“I just think the kids were so motivated to play,” Cameron says. “It’s been a long two years without sports.
“For seven teams and for every team to come home with a medal, I’m just shook. I don’t know how we did this, but we did it. We’re just bursting. I’m bursting with pride. Like every time I heard that we medalled up, I just started crying.”
The budget uncertainty meant coach Cameron had to restrict the Treaty 3 teams to volleyball and basketball, despite requests from soccer and baseball players, swimmers, wrestlers, and others. She could have filled two buses but despite having tapped First Nations, tribal councils, youth funds, and corporate sponsorships, she could scarcely fund one.

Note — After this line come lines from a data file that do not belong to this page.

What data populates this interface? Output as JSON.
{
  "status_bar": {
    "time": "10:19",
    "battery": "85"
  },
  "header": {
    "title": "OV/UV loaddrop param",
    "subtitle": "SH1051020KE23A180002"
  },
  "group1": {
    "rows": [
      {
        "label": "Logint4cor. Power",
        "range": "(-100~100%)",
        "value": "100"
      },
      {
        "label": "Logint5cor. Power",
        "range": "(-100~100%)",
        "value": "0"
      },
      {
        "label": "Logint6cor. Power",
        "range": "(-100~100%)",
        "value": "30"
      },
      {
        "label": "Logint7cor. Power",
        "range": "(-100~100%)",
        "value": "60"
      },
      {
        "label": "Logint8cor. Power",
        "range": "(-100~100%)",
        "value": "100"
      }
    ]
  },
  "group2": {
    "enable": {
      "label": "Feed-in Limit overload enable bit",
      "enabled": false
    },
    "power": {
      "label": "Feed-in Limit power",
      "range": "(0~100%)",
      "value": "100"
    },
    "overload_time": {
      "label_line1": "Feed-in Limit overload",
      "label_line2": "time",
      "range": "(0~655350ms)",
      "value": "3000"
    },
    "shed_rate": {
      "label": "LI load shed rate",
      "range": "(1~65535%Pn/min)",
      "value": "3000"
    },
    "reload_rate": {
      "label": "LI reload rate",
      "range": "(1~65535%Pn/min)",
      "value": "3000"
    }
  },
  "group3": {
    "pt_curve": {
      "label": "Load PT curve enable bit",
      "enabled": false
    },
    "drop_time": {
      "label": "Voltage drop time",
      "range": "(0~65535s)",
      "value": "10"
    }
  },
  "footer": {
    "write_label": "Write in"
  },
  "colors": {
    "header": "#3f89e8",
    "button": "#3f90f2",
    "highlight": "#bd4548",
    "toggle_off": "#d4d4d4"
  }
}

Cameron posted the request for donations on social media from the road. The sports programming Cameron has been running since 2015 has garnered national attention and support in her time of need poured in. There were even parents who were watching the games handing her cash at courtside.
Through it all, she paid the trip off just in time.
“It’s people that just gave, right across the board gave, gave, gave,” Cameron said. “I was just intending a little Treaty 3 team. But when tryouts came, my gym was packed with kids from Thunder Bay, Pickle Lake, Mishkeegogamang, coming from the fly-in communities, Fort Frances,” Cameron said, “I’m like, ‘Why didn’t you guys just make your own team out of Thunder Bay?’ [They said] ‘No, we want to play on your teams.””
- WATCH | Check out the highlights from athletes at the games
Eighteen-year-old power hitter Kylan Whitehead from Webequie First Nation played every second of every game through 20 straight sets without a loss. He then helped to lead the Under 19 male team to a further championship in a single-game-elimination tournament among all male teams.
“They were just warming up like in the first game to the last game, because it didn’t get easier all the time and just got a bit harder,” Whitehead said of the competition. “It got challenging at times, but we still took it.”
Whitehead’s real surprise was a recruiter for Durham College volleyball taking him aside and asking him to visit the Oshawa campus to see if he was willing to take his game to the next level.
“I wasn’t expecting to get scouted during this tournament. I just all of a sudden got talked with, then I was shocked in the moment that I knew my dreams were coming true,” Whitehead said.
Eighteen-year-old Arianna Wigwas from Kiashke Zaaging Anishinaabek (Gull Bay First Nation) considers basketball her top sport but she drove from Thunder Bay to Kenora for volleyball tryouts in March and made the team.
Her U19 female team won two of three games in the round robin tournament before losing in the finals to the team from London. But she views the silver medal as a symbol of success for winning one set against a far superior opponent.
“We knew we had to come out really competitively and play strong right off the bat, which we did. And we actually pulled a set off of them and won, which was really, really exciting for us. Like that was a big win and it was super exciting,” Wigwas says.
“We see a lot of very naturally talented and gifted athletes coming from all over Ontario. And especially seeing northern athletes come out and pull off these amazing, incredible moves was awesome to see.”